BEGIN Given data

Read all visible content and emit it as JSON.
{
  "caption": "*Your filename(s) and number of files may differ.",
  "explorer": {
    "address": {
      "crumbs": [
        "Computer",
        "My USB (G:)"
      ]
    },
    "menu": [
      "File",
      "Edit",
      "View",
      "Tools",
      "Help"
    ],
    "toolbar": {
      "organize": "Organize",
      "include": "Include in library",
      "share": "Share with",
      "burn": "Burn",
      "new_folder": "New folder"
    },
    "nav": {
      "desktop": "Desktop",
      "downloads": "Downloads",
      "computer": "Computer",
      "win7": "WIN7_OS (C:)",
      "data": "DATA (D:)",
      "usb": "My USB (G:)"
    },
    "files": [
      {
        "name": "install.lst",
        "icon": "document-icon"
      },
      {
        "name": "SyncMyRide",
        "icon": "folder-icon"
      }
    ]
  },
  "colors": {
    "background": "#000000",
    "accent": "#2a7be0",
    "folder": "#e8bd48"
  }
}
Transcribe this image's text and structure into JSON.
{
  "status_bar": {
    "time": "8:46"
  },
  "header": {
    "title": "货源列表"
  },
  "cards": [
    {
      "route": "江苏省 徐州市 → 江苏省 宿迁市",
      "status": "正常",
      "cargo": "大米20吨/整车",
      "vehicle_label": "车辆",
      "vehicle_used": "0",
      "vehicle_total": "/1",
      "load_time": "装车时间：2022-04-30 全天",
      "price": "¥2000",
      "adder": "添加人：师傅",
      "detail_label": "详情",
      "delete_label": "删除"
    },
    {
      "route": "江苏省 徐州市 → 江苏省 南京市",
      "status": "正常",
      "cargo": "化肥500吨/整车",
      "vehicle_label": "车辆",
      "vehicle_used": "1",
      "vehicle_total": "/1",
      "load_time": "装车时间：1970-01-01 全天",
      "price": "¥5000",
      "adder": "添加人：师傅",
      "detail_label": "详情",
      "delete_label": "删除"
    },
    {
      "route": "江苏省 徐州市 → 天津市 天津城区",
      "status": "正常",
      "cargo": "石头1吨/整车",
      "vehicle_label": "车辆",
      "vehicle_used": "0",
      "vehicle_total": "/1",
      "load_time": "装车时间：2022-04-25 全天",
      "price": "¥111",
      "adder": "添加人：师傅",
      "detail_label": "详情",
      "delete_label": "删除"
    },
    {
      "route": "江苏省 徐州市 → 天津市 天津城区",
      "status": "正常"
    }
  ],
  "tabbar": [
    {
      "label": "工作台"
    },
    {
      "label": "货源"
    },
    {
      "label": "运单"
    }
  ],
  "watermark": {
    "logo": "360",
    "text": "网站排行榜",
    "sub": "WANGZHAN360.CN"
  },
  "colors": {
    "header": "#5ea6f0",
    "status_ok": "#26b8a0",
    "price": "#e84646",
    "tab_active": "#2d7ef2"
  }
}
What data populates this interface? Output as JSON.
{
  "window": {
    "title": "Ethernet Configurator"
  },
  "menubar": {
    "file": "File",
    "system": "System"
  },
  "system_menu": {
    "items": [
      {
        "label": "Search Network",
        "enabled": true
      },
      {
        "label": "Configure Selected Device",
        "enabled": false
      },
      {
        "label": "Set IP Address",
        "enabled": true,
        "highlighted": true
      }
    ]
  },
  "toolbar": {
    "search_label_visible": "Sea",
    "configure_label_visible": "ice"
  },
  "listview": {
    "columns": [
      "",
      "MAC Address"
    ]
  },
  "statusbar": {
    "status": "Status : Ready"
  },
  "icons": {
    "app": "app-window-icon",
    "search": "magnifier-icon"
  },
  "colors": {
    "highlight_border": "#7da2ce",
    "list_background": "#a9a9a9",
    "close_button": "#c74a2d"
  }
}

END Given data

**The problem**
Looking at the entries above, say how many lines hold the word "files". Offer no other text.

**Your solution**
2